The second in the quartet, published in 1957, was Parkinson’s Law: Or the Pursuit of Progress, written by C Northcote Parkinson. He had served as a major in the army, then became a historian. Unquestionably, his experience in such organisations as universities and the armed forces gave rise to his cynical views of institutional life. His book advanced a theorem that states “work expands so as to fill the time available for its completion”.

In 1969, Laurence J Peter published his book The Peter Principle: Why Things Always Go Wrong. He was a Canadian professor of education who formulated his eponymous principle thus: “In a hierarchy, every employee tends to rise to his level of incompetence.” Rather like the three other books, his work is basically an attack on bureaucracies, be they multinationals or the civil service.

The final book of the collection, dating to the age of the conglomerate, is perhaps the best. It is Robert Townsend’s Up the Organisation, first published in 1970. He was a highly successful executive who served as chairman of Avis Rent a Car and pioneered its wonderful slogan We Try Harder — because it was the runner-up rival to Hertz. The book is arranged as a series of mini chapters from A to Z, covering such topics as budgets, expense accounts, investment bankers, office parties, stock options and titles. Most of the wisdom he imparts is still relevant, even if some of it feels rather dated for our identity-politics generation.

All four books are light-hearted, but each also carries plenty of truth about the madness of boardrooms and how destructive bad management can be. Not many of the fundamentals have changed since these books were written, and I would recommend any of them to modern-day employees.

There are surely more business books now than ever before — but almost no amusing ones; it seems we live in rather humourless times.

Sadly, there have been very few memorable new titles written in the same spirit during the past few decades. Dilbert, an American comic strip written by Scott Adams since 1989, is a clever pastiche of the modern workplace, set in a highly dysfunctional technology company — but it is hardly literature.

Television has created some decent comedy series set in 21st-century organisations.
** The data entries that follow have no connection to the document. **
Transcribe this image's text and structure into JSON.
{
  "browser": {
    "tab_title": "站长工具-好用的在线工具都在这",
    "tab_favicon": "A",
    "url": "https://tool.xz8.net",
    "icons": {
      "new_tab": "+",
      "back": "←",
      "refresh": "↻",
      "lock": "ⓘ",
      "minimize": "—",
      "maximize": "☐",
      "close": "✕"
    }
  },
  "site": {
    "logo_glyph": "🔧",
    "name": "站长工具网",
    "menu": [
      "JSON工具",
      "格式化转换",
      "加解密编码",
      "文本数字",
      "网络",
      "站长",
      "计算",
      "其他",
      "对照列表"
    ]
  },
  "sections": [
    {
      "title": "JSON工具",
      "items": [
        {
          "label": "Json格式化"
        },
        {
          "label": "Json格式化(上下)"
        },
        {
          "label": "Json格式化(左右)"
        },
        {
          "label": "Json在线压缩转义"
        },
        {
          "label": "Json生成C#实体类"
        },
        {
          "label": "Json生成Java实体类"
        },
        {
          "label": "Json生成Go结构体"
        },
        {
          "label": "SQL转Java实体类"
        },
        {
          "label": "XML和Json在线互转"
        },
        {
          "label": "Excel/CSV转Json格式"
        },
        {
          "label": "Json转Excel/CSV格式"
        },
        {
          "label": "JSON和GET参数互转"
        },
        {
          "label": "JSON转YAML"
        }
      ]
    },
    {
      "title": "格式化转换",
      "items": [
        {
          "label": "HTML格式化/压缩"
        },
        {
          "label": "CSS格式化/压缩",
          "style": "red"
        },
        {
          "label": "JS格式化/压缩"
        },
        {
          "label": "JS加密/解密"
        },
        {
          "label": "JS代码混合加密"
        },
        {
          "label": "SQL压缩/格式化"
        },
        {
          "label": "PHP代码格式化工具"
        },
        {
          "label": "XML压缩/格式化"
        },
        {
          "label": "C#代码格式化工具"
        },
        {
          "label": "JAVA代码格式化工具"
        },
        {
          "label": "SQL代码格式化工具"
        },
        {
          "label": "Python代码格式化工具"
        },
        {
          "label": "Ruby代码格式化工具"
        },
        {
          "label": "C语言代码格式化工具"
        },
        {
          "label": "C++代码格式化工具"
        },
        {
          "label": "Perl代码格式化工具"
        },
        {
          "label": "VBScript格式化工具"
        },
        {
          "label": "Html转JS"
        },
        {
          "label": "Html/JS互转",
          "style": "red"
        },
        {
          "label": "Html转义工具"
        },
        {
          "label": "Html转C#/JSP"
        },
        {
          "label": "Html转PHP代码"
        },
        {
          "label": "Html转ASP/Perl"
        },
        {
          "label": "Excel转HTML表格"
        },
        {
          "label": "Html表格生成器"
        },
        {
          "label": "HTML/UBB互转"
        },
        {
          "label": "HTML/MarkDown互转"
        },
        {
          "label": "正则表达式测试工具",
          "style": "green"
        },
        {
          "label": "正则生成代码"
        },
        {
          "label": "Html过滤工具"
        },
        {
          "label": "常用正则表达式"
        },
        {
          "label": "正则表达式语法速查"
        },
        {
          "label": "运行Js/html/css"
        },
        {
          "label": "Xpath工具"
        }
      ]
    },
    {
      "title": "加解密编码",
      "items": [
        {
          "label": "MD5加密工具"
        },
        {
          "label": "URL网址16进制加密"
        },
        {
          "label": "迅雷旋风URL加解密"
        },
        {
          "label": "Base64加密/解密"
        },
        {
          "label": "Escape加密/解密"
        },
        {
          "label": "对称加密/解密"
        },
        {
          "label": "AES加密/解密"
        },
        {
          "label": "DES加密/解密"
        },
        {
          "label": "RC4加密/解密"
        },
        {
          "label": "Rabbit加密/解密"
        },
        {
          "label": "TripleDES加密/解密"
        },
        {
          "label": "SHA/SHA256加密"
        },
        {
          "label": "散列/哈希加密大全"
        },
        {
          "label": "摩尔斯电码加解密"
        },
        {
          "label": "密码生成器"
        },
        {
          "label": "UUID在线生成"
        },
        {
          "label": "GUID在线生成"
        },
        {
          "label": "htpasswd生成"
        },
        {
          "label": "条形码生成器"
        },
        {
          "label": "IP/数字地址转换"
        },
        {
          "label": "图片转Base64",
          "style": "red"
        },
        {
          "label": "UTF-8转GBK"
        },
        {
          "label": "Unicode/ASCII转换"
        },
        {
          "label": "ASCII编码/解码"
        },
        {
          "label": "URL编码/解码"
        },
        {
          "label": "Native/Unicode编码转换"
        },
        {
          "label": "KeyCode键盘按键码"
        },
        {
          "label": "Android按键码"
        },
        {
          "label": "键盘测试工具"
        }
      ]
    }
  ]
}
America’s HBO has produced six seasons of Silicon Valley, the story of a fictional tech start-up called Pied Piper. It also made the superlative Succession, billed as a comedy but really a gothic melodrama. The BBC has sent up its own stupidity by commissioning three seasons of W1A — a witty sitcom set in the Beeb itself.

But it seems there is little appetite these days for writers who subvert the goings-on in corporate HQs. Possibly organisations are so sensible, and so afraid of litigation and fearful of their compliance department, that the shenanigans of the past never happen.

Yet companies still do foolish things and are often mismanaged. I have had visceral experience of corporate disaster with the collapse of Patisserie Valerie, which I chaired.

It may well be that business satire is yet another branch of comedy that has withered because it feels inappropriate today. Woke attitudes mean finding laughter in edgy, offensive content is not acceptable — in the office or elsewhere.

Many companies are almost puritanical in how little fun they permit in the workplace.

Alternatively, it might be that the joke has worn thin and the antics of business leaders are just boring — for both modern readers and writers.

This is a shame, because we can learn much from laughing at the shortcomings of business.